Arche: When this jailbait half-elf isn't busy propositioning middle-aged sailors (what is WITH these half-elf kids, anyway?), Arche manages to be a kinda okay character with some actual development here and there.

Chester: Chester is a guy who falls in love with a girl that he doesn't like and joins you later in the game about 40 levels behind everyone else.

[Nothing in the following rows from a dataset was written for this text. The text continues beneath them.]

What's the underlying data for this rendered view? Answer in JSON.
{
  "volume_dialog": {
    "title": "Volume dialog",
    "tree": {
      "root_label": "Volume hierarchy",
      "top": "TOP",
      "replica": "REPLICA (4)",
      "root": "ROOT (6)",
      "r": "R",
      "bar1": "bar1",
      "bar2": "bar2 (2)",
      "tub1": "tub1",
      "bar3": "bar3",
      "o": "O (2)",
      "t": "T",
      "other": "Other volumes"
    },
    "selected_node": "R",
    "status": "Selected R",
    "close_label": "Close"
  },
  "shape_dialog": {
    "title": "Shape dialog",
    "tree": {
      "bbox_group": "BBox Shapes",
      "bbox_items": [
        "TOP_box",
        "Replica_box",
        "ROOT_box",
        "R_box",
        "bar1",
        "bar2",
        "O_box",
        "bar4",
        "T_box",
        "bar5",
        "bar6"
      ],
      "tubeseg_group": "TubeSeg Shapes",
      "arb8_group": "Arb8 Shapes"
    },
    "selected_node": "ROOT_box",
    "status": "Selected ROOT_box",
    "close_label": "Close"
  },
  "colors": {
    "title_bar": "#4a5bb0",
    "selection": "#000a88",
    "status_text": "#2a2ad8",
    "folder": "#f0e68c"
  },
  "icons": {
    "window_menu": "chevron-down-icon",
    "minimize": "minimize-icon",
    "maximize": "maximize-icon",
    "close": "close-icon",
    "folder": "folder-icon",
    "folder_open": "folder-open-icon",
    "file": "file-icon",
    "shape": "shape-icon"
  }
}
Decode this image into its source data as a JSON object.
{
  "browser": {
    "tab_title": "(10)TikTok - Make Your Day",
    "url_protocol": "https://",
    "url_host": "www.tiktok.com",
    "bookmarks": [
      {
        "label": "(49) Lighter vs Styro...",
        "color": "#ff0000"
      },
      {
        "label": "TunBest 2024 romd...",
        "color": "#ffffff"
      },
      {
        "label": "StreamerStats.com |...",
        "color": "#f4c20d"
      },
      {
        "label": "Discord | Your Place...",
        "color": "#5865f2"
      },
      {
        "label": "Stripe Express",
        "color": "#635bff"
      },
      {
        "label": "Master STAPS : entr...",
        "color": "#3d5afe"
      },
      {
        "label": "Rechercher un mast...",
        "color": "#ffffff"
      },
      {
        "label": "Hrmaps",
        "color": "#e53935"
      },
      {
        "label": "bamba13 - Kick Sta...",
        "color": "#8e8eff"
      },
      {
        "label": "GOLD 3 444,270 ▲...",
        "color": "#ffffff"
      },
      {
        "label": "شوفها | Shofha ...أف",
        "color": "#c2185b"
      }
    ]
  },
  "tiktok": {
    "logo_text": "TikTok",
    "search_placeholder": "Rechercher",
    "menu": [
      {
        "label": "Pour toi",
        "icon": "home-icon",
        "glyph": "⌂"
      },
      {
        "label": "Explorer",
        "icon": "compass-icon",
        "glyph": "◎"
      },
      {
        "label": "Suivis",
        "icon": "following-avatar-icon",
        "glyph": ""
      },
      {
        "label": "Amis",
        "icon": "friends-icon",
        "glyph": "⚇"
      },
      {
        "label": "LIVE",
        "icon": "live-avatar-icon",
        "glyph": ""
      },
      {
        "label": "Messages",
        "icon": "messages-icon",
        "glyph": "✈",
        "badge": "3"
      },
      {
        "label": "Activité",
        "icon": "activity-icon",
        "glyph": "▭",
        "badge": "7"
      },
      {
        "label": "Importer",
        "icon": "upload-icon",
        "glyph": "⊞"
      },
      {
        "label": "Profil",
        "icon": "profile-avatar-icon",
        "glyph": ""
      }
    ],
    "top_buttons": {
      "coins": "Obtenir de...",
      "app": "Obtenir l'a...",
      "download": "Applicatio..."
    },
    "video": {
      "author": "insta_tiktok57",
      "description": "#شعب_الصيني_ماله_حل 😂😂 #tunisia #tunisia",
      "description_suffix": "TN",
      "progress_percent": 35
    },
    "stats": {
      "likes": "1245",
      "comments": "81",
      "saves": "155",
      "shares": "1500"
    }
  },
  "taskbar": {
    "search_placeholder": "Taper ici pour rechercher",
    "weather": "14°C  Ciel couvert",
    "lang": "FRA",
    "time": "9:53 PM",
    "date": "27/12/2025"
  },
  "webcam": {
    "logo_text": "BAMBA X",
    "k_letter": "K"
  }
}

Dhaos: Remember back when I made the list of Star Ocean 2's characters, I noted that the 10 Wisemen's creators invented the cheapest cop-out of bad villain characterization ever by including a hidden scene in which it is implied that they might at one point have had some form of reason for wanting to be evil? I take it back. Dhaos has the cheapest cop-out of all villainy. See, for just about the entire game, Dhaos is just your uninteresting, super-powerful evil dude out to destroy and provoke protagonists into killing him. Cless's party continually wonders whether there might be merit into investigating Dhaos's reasons for being such a dick, and Cless continually tells them to shut their yaps, but that's about all you get for Dhaos's development. When you FINALLY get to know what was up with him, it's a small note made, in the ENDING, after he's already dead. You don't even get to hear Dhaos say it--all you see is him dying and saying he wants Cless and co. to know his motives, and then suddenly there's a scene change and you get to hear the heroes sum it up in about 2 sentences or so, and then just move on to other things. I mean, hell, why didn't the game just be honest about it and have Fei or Elly come in, sit down in a chair, and tell me instead? I mean, if you're gonna do a lame post-plot wrap-up scene, you might as well go all-out for maximum cheapness.